Instructions to follow: From the entries that follow, pick out all lines holding "this".

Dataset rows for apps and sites
=== Section Start ===
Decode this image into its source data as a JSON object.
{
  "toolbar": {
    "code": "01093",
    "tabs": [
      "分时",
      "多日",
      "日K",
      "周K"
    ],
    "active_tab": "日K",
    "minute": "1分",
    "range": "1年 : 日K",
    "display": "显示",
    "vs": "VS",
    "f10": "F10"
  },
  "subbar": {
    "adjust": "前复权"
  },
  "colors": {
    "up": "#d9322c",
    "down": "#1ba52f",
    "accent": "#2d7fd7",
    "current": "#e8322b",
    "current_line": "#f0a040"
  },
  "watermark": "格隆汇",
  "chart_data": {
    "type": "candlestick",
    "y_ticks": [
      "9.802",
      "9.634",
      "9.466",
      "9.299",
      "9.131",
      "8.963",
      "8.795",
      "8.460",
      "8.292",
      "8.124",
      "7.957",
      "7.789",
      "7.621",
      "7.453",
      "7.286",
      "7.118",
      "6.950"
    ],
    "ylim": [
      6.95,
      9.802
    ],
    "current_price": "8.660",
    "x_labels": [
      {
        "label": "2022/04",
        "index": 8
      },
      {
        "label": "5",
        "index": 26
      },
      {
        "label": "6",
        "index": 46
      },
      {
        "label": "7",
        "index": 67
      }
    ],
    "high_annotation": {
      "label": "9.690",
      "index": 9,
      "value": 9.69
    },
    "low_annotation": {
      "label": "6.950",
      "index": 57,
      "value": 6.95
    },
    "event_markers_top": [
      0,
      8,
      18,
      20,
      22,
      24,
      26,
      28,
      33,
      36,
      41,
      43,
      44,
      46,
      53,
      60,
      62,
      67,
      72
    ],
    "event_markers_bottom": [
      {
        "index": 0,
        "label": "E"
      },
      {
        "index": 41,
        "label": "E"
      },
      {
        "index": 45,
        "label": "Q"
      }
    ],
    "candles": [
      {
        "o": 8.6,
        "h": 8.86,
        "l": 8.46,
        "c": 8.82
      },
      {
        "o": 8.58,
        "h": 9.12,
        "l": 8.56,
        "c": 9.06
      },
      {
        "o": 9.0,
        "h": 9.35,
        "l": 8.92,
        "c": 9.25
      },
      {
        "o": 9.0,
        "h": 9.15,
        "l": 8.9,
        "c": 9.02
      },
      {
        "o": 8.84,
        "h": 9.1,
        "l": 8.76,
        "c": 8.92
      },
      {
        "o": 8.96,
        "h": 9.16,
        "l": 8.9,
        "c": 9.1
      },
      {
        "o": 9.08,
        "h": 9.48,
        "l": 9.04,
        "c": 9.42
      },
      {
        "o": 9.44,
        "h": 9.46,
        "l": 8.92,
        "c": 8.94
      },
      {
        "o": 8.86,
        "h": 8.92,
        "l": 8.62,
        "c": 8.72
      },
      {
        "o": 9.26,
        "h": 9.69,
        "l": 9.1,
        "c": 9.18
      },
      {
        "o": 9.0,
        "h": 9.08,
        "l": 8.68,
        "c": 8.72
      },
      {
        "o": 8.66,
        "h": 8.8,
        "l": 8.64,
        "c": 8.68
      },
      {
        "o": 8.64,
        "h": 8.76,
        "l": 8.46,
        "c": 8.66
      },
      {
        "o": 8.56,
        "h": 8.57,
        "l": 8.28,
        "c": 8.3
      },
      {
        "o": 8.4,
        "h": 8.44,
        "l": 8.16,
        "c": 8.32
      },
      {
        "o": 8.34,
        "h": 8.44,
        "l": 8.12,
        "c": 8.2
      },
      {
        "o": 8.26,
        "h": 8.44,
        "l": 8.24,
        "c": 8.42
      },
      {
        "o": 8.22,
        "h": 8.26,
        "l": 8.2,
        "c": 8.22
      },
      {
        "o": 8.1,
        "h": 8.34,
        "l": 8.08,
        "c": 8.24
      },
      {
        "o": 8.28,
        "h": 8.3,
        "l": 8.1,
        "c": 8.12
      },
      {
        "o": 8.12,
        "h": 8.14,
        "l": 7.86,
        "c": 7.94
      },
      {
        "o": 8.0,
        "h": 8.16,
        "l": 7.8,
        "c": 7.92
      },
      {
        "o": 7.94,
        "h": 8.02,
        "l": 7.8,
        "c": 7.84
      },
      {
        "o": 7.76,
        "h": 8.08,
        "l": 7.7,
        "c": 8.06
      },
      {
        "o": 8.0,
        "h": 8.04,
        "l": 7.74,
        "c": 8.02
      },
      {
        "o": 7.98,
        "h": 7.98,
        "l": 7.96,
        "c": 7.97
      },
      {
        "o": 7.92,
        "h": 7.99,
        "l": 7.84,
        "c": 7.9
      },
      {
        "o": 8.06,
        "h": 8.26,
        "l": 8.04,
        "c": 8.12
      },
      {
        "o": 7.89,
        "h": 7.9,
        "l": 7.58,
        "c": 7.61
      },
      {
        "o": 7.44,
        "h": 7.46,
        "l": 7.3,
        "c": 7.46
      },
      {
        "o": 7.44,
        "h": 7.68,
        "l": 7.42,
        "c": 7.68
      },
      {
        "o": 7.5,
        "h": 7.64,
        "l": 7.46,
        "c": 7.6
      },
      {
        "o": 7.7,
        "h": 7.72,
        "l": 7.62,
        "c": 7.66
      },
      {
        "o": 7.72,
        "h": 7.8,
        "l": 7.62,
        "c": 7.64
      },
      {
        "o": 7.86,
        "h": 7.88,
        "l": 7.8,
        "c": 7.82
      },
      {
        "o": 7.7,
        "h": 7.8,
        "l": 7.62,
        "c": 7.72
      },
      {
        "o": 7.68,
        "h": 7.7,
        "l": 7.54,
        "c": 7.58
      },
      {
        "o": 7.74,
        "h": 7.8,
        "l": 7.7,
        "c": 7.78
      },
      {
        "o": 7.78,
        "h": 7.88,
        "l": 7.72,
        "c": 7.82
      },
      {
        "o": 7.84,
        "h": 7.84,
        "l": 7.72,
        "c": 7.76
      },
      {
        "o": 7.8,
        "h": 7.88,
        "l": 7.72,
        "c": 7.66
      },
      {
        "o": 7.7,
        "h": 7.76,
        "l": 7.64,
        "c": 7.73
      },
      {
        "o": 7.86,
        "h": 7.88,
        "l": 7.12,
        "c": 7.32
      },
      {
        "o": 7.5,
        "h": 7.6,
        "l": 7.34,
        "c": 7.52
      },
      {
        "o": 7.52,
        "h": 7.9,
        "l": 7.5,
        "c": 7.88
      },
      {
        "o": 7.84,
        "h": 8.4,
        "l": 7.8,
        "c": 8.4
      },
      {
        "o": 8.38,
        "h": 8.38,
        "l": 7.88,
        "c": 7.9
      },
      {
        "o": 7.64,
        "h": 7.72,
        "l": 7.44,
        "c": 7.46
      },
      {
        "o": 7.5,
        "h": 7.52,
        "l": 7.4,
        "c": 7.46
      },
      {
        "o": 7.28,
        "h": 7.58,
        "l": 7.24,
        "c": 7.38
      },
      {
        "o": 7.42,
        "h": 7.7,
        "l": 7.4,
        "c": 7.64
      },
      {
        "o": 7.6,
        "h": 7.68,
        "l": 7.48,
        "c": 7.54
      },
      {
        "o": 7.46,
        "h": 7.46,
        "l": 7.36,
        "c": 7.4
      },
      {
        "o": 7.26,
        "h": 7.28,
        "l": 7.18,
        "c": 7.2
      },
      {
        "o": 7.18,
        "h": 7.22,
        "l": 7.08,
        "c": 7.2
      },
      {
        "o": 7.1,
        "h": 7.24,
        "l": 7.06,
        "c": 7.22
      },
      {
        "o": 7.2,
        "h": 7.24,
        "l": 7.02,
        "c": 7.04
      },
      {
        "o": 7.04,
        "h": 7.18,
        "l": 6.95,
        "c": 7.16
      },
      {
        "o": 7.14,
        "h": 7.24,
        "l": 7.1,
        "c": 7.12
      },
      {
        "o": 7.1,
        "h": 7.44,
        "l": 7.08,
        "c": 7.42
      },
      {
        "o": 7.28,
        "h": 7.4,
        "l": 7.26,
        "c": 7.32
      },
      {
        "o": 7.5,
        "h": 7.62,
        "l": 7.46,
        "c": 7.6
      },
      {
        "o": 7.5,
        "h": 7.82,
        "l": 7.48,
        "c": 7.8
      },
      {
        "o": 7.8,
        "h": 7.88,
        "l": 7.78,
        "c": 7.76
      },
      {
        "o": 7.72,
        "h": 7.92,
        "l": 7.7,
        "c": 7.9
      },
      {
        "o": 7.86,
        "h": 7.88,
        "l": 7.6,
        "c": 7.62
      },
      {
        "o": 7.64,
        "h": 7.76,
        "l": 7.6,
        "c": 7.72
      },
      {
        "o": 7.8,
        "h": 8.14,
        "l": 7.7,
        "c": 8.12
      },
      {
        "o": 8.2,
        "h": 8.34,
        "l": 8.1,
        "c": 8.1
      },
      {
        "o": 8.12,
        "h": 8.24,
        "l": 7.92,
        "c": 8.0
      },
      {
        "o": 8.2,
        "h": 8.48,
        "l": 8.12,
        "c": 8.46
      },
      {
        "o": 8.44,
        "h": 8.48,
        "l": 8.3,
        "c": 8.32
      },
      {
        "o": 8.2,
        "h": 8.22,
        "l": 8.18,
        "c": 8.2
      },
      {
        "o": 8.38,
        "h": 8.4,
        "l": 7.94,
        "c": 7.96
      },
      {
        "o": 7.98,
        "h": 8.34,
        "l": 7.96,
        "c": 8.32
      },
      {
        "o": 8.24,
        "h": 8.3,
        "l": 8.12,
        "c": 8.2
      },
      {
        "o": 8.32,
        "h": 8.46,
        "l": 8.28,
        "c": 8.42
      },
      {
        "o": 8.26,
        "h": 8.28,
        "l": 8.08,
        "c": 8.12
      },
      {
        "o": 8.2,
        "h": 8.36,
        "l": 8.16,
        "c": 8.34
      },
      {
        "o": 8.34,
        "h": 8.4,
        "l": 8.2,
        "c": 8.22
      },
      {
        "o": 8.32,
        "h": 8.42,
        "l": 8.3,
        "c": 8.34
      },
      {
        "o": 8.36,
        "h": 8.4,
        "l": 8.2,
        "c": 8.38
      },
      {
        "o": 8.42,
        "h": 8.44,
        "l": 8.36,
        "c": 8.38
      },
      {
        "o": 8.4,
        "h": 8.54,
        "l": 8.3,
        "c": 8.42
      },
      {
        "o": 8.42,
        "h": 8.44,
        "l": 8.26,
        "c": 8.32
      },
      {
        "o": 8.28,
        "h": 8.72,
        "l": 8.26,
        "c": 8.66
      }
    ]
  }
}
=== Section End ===
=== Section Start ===
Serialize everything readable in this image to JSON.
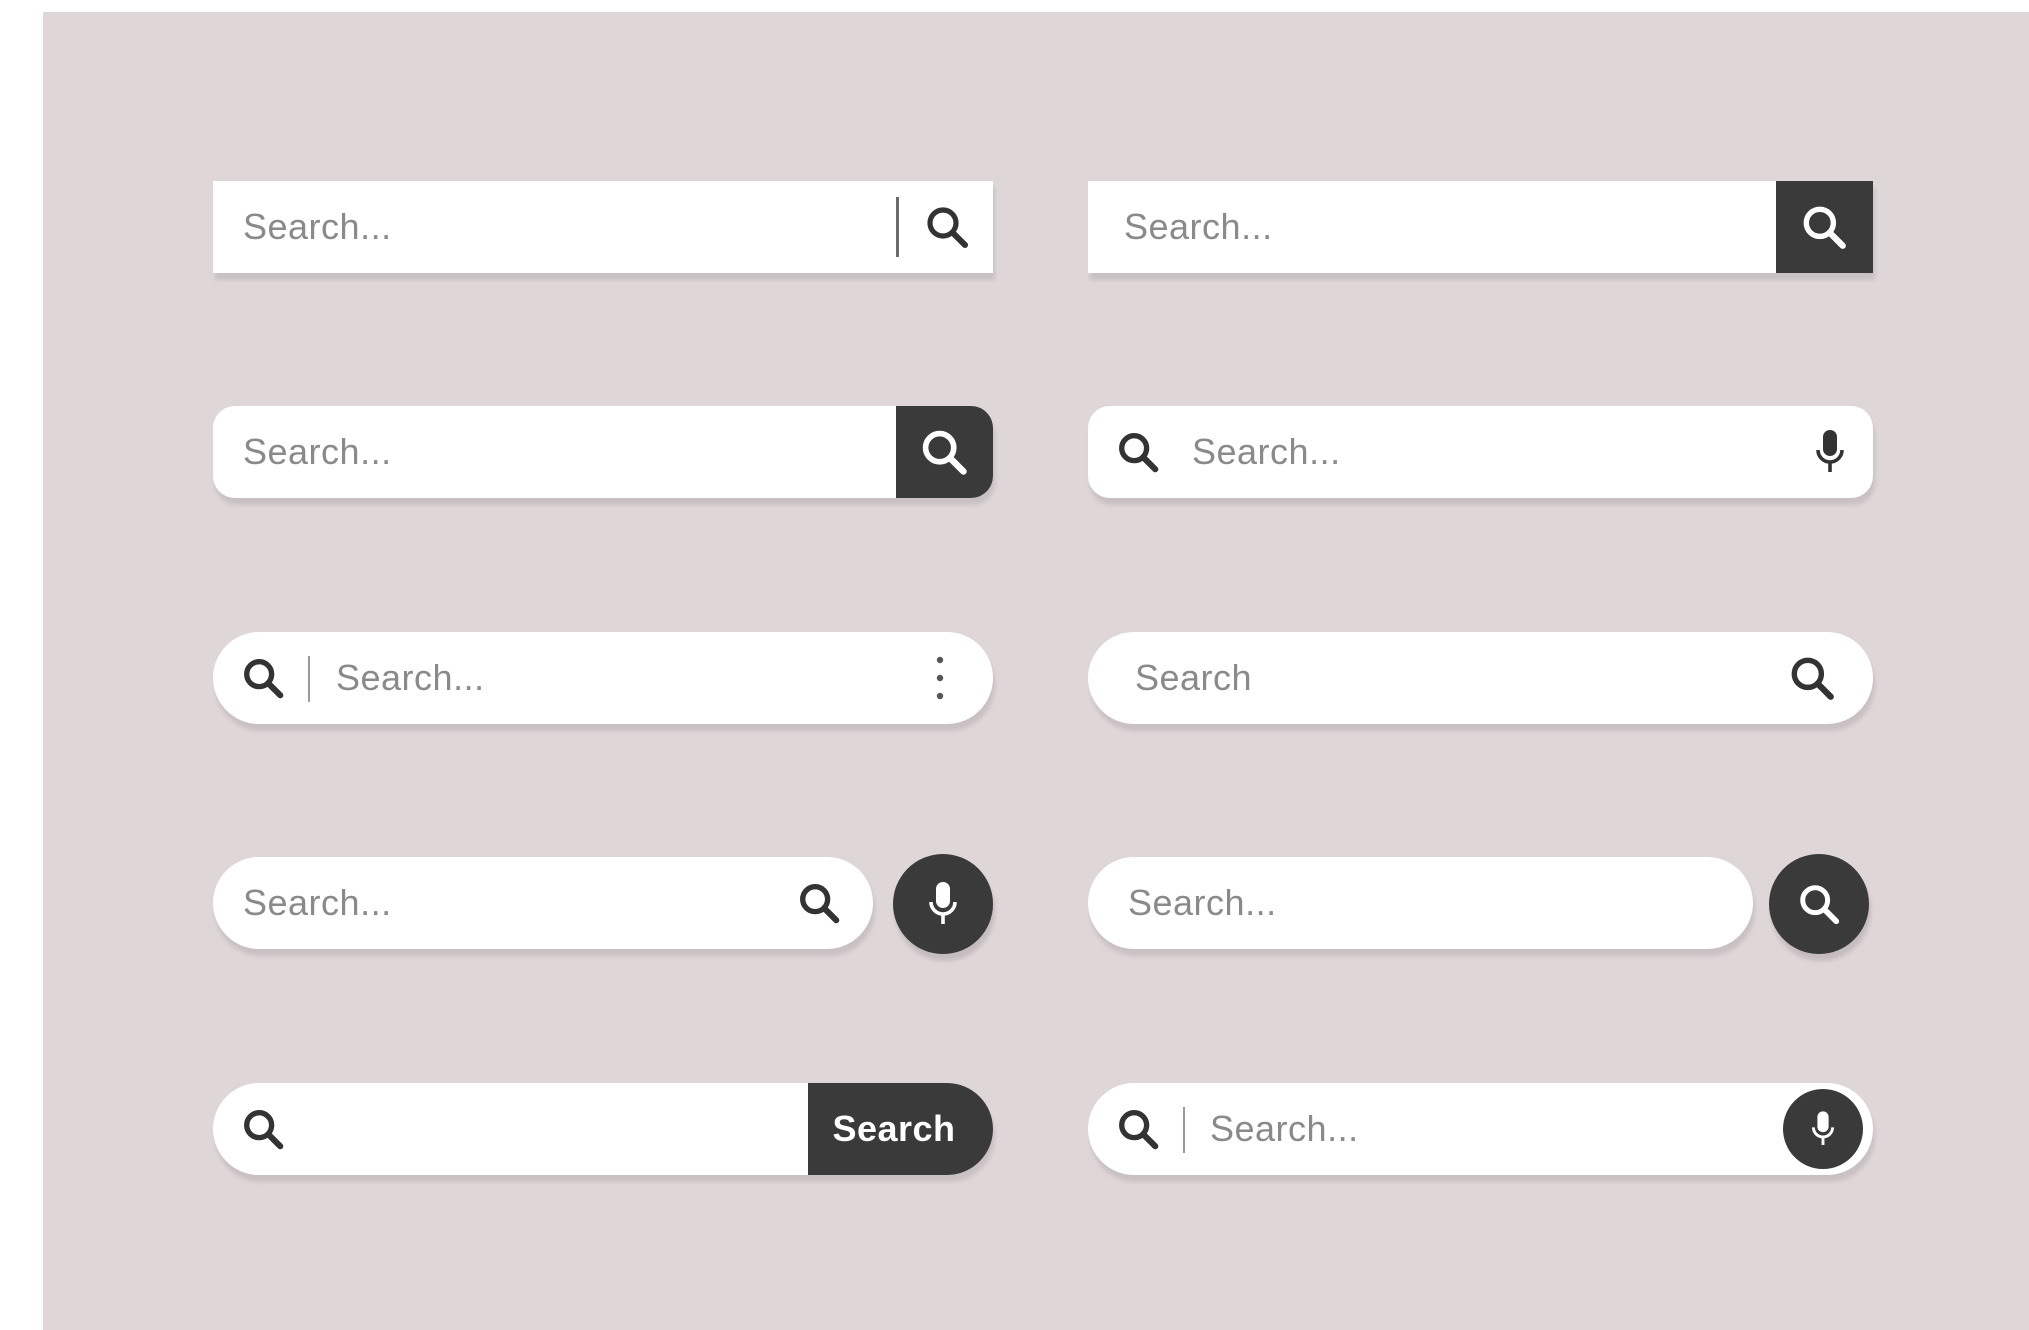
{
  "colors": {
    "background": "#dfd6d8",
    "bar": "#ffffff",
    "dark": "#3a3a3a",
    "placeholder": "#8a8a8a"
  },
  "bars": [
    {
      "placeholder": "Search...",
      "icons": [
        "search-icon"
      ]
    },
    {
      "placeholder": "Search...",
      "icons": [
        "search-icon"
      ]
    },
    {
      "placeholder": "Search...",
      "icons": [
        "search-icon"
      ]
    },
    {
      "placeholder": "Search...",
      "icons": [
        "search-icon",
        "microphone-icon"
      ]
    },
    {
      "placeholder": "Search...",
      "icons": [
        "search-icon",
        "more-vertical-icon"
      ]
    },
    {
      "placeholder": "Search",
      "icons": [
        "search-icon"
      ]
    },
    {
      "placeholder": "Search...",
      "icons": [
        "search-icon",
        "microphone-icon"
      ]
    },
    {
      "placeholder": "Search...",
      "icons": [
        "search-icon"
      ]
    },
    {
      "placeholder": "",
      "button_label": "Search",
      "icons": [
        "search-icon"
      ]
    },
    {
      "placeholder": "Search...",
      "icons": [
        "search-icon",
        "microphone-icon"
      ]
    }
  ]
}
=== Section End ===
Reply:
Decode this image into its source data as a JSON object.
Serialize everything readable in this image to JSON.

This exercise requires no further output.